Fungi from tropical regions are currently under-represented in the classification system. Indeed, difficult access to tropical forests and irregular occurrence carpophores make it complicated to study fungus species in such environments, unlike in European zones where fungal diversity and taxonomy are better known. The purpose of this work was to enhance classification by integrating new data that would bring out the importance of certain traits of these fungi, and provide a clearer understanding of how the biodiversity of fungi from the forest ecosystems of French Guiana is organized, particularly those causing wood decay through white rot, brown rot or soft rot. In our study, we chose to work in the zone comprising the internal transcribed spacers ITS1 and ITS2, which are relatively variable, and the 5.8 S small ribosomal subunit, which is not highly variable. The primers ITS 1(5’-TCCGTAGGTGAACCTGCGC-3’) and ITS 4 (5’-TCCTCCGCTTATTGATATGC-3’), specific to fungi, were chosen for this taxonomic analysis of the studied species. This study was carried out on 101 fungus fruiting bodies at the Paracou forest site in French Guiana. Of those 101 fungi, 72 were identified by BLASTn. Four species were Ascomycetes of the genus Muscodor and Xylaria. The other 68 species, all in the class of the Basidiomycetes, were divided into the following orders: 31 Agaricales, 1 Atheliales, 2 Boletales, 1 Gomphales, 12 Polyporales, 1 Trechisporales and 1 Tremellales. There was also an indeterminate taxon very similar to the lichens. Within the order Polyporales, the main genera were found, such as Antrodiella, Coriolopsis, Fomitopsis, Ganoderma, Lentinus, Pycnoporus, Steccherinum, Trametes, Fomitoporia. All these fungi have the particularity of causing wood decay.

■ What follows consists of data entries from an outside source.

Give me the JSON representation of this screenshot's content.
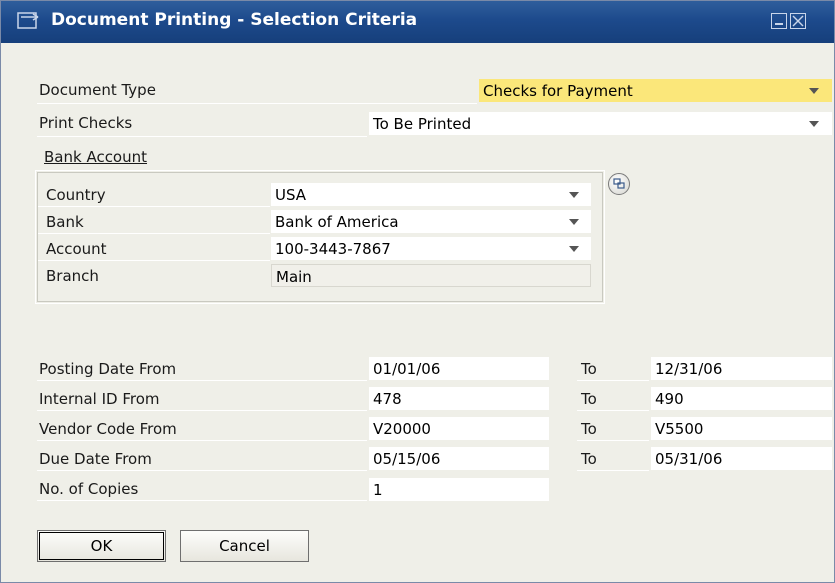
{
  "window": {
    "title": "Document Printing - Selection Criteria"
  },
  "fields": {
    "document_type": {
      "label": "Document Type",
      "value": "Checks for Payment"
    },
    "print_checks": {
      "label": "Print Checks",
      "value": "To Be Printed"
    }
  },
  "bank_account": {
    "label": "Bank Account",
    "country": {
      "label": "Country",
      "value": "USA"
    },
    "bank": {
      "label": "Bank",
      "value": "Bank of America"
    },
    "account": {
      "label": "Account",
      "value": "100-3443-7867"
    },
    "branch": {
      "label": "Branch",
      "value": "Main"
    }
  },
  "ranges": {
    "to_label": "To",
    "posting_date": {
      "label": "Posting Date From",
      "from": "01/01/06",
      "to": "12/31/06"
    },
    "internal_id": {
      "label": "Internal ID From",
      "from": "478",
      "to": "490"
    },
    "vendor_code": {
      "label": "Vendor Code From",
      "from": "V20000",
      "to": "V5500"
    },
    "due_date": {
      "label": "Due Date From",
      "from": "05/15/06",
      "to": "05/31/06"
    },
    "copies": {
      "label": "No. of Copies",
      "value": "1"
    }
  },
  "buttons": {
    "ok": "OK",
    "cancel": "Cancel"
  },
  "colors": {
    "title_bar": "#1d4a8c",
    "highlight_field": "#fbe77a",
    "background": "#efefe8"
  }
}
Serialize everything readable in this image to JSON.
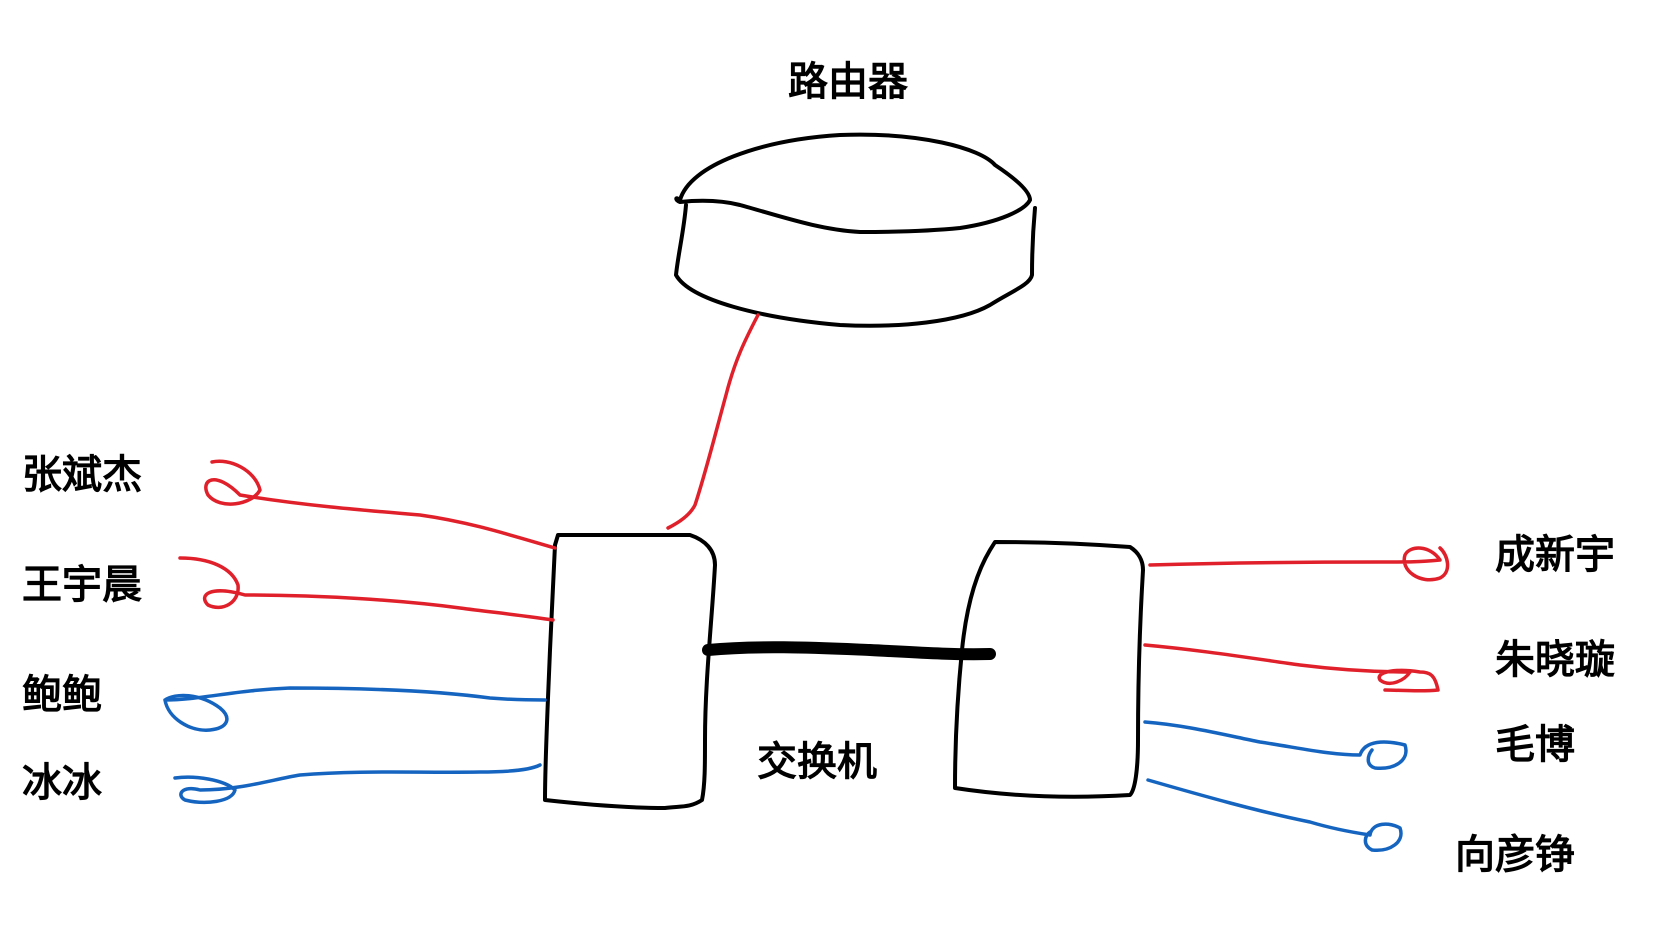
{
  "labels": {
    "router": "路由器",
    "switch": "交换机",
    "left_clients": [
      "张斌杰",
      "王宇晨",
      "鲍鲍",
      "冰冰"
    ],
    "right_clients": [
      "成新宇",
      "朱晓璇",
      "毛博",
      "向彦铮"
    ]
  },
  "colors": {
    "outline": "#000000",
    "red_link": "#e0202a",
    "blue_link": "#1565c0"
  },
  "link_colors": {
    "router_uplink": "red",
    "left_clients": [
      "red",
      "red",
      "blue",
      "blue"
    ],
    "right_clients": [
      "red",
      "red",
      "blue",
      "blue"
    ]
  }
}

A Zaremski, L Gastonguay, C Zaremski, J Beauchene


Biodiversity of wood-decaying fungi in French Guiana sequences of the small subunit (SSU) of ribosomal (r) DNA and the two primer pairs SR6/SR10R and SR7/SR1R
2019 - IRG/WP 19-10936
Fungi from tropical regions are currently under-represented in the classification system. Indeed, difficult access to tropical forests makes it complicated to study fungus species in such environments, unlike in European zones where fungal diversity and taxonomy are much better known. The purposes of this work were: a) to enhance classification by integrating new data that would bring out the importance of certain traits of these fungi, and provide a clearer understanding of how the biodiversity of fungi from the forest ecosystems of French Guiana is organized, particularly those causing wood decay through white rot, brown rot or soft rot; b) to establish a collection of fungal isolates from fruiting bodies collected in French Guiana. This taxonomic study based on sequences of the small subunit (SSU) of ribosomal (r) DNA using the two primer pairs, SR6/SR10R and SR7/SR1R, was carried out on 39 fungus fruiting bodies from Cacao and Régina, in French Guiana. Our protocol enabled extraction, with good repeatability, of fungal DNA from a few mg of pure mycelium. With most of the strains studied we were able to obtain PCR products ranging in size from 376 to 625 base pairs. This study enabled to specify the taxa involved wood decay: 39 species were identified by BlastN. Most of them, in the class of the Basidiomycetes, were the main genera were found, such as Antrodia, Coriolopsis, Fomitopsis, Ganoderma, Poria, Lentinus, Pycnoporus, Auricularia, Gloeophyllum, Trametes, Fomitopsis, Rigidoporus. In addition to the above objectives, the production of pure mycelium from fruiting bodies identified in this study will be used to produce inoculum to test the ability of these fungal species in stimulating oleoresin production in Aquilaria trees from plantation established in French Guyana.
C Zaremski, A Ducousso-Detrez, N Amusant, A Zaremski